• _EXERCISE BRIEF_
All of the data below should be printed again exactly, pictures excluded.
::::::::::
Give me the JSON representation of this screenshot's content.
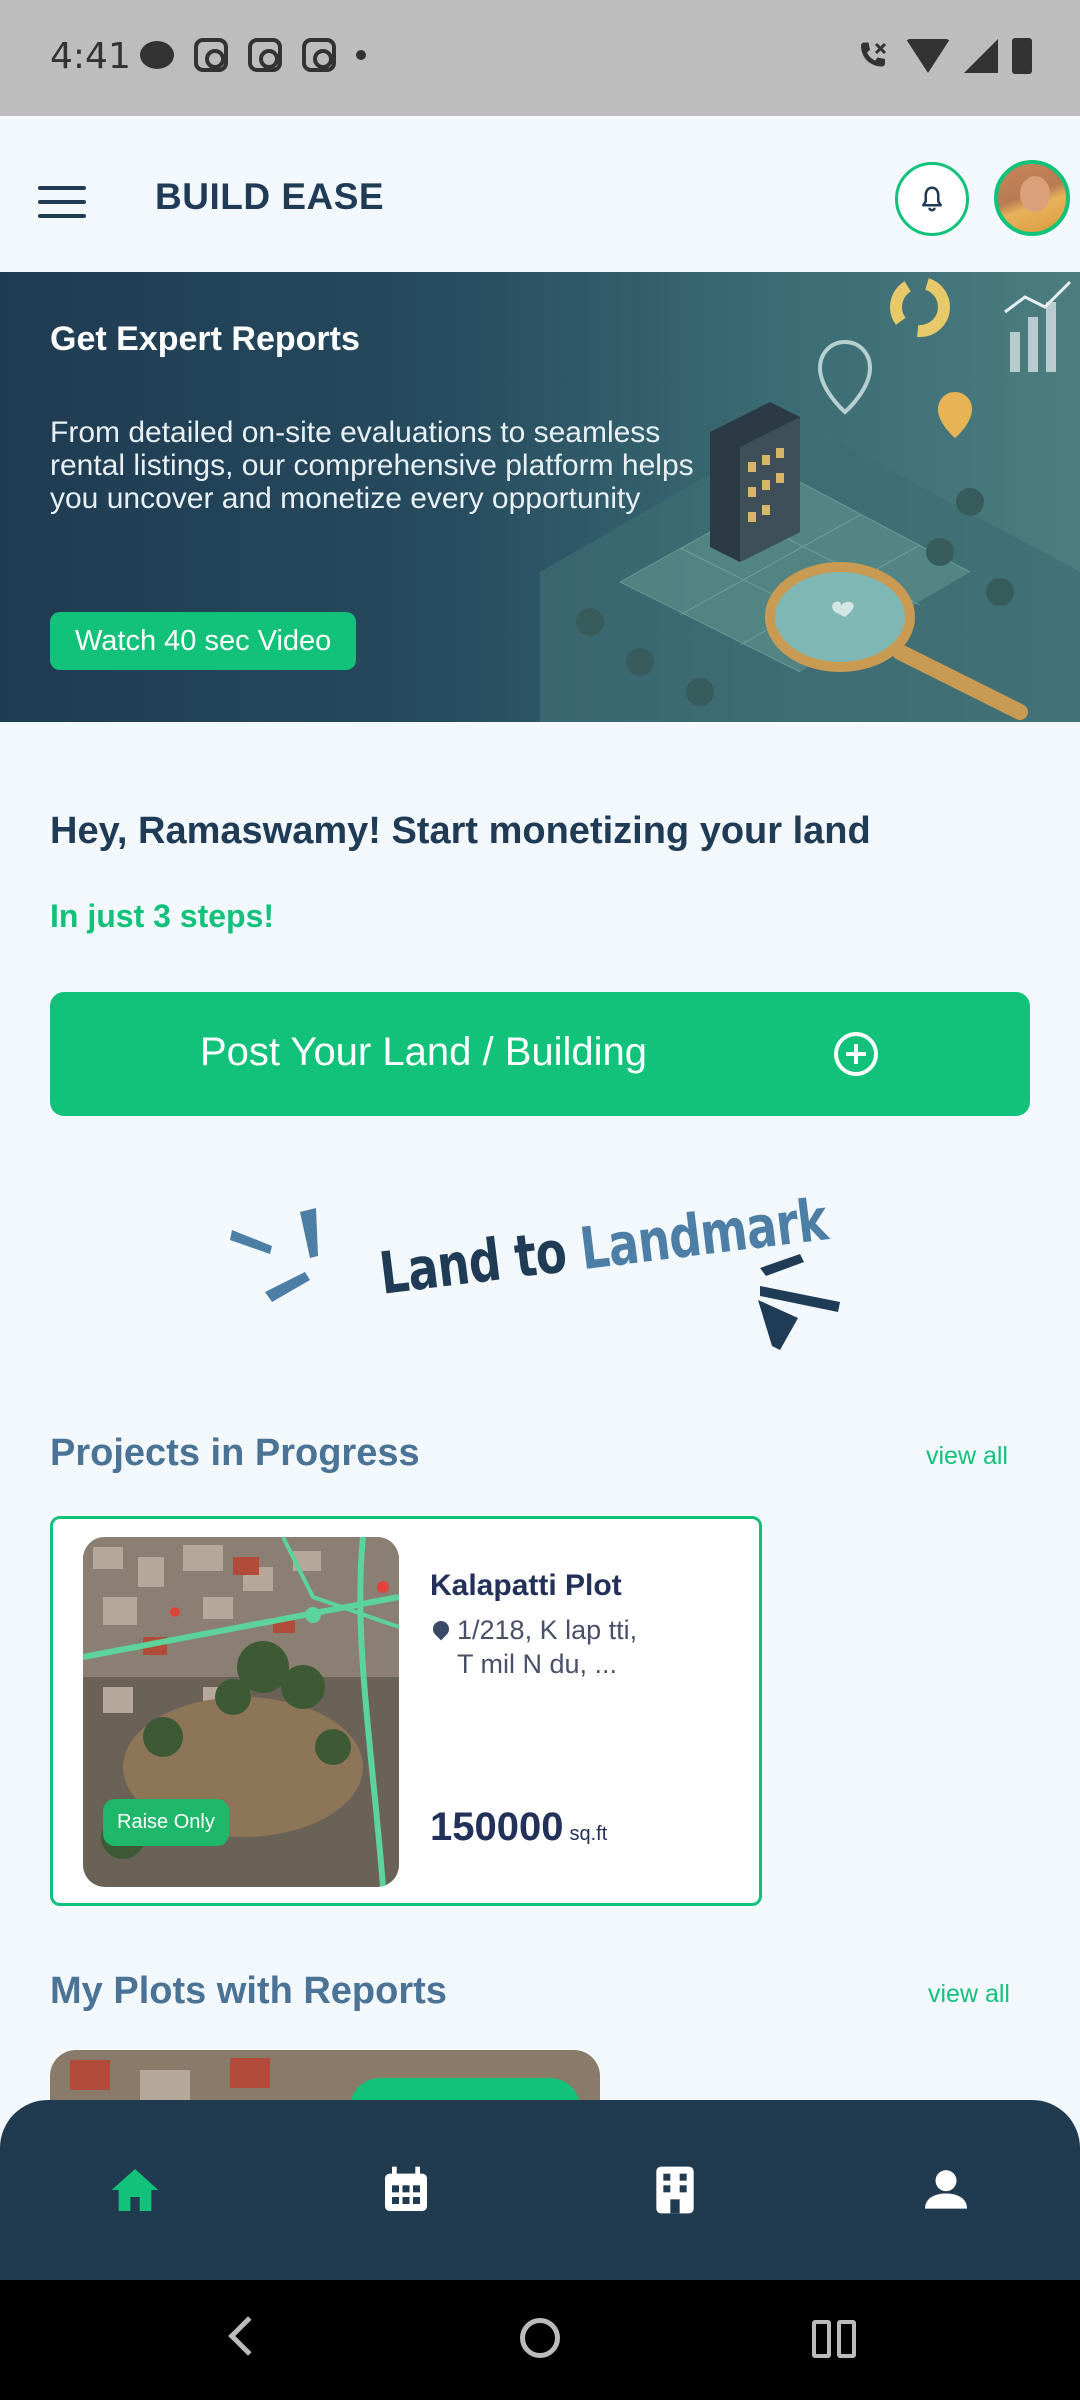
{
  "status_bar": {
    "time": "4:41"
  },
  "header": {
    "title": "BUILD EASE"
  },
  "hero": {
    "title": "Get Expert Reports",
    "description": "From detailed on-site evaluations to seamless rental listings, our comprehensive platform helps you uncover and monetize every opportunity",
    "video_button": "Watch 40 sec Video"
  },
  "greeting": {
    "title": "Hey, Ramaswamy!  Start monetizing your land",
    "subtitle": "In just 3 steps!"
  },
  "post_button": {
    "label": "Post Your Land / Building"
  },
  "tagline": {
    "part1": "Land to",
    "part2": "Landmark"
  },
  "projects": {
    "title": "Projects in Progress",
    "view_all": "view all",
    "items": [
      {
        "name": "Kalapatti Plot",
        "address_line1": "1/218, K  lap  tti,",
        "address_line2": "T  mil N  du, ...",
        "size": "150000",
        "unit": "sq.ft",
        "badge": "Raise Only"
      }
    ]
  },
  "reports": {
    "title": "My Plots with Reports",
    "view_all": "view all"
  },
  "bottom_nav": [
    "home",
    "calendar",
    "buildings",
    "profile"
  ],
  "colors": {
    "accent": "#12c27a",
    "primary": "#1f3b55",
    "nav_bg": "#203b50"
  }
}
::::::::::
• _EXERCISE ANSWER_
Give me the JSON representation of this screenshot's content.
{
  "status_bar": {
    "time": "4:41"
  },
  "header": {
    "title": "BUILD EASE"
  },
  "hero": {
    "title": "Get Expert Reports",
    "description": "From detailed on-site evaluations to seamless rental listings, our comprehensive platform helps you uncover and monetize every opportunity",
    "video_button": "Watch 40 sec Video"
  },
  "greeting": {
    "title": "Hey, Ramaswamy!  Start monetizing your land",
    "subtitle": "In just 3 steps!"
  },
  "post_button": {
    "label": "Post Your Land / Building"
  },
  "tagline": {
    "part1": "Land to",
    "part2": "Landmark"
  },
  "projects": {
    "title": "Projects in Progress",
    "view_all": "view all",
    "items": [
      {
        "name": "Kalapatti Plot",
        "address_line1": "1/218, K  lap  tti,",
        "address_line2": "T  mil N  du, ...",
        "size": "150000",
        "unit": "sq.ft",
        "badge": "Raise Only"
      }
    ]
  },
  "reports": {
    "title": "My Plots with Reports",
    "view_all": "view all"
  },
  "bottom_nav": [
    "home",
    "calendar",
    "buildings",
    "profile"
  ],
  "colors": {
    "accent": "#12c27a",
    "primary": "#1f3b55",
    "nav_bg": "#203b50"
  }
}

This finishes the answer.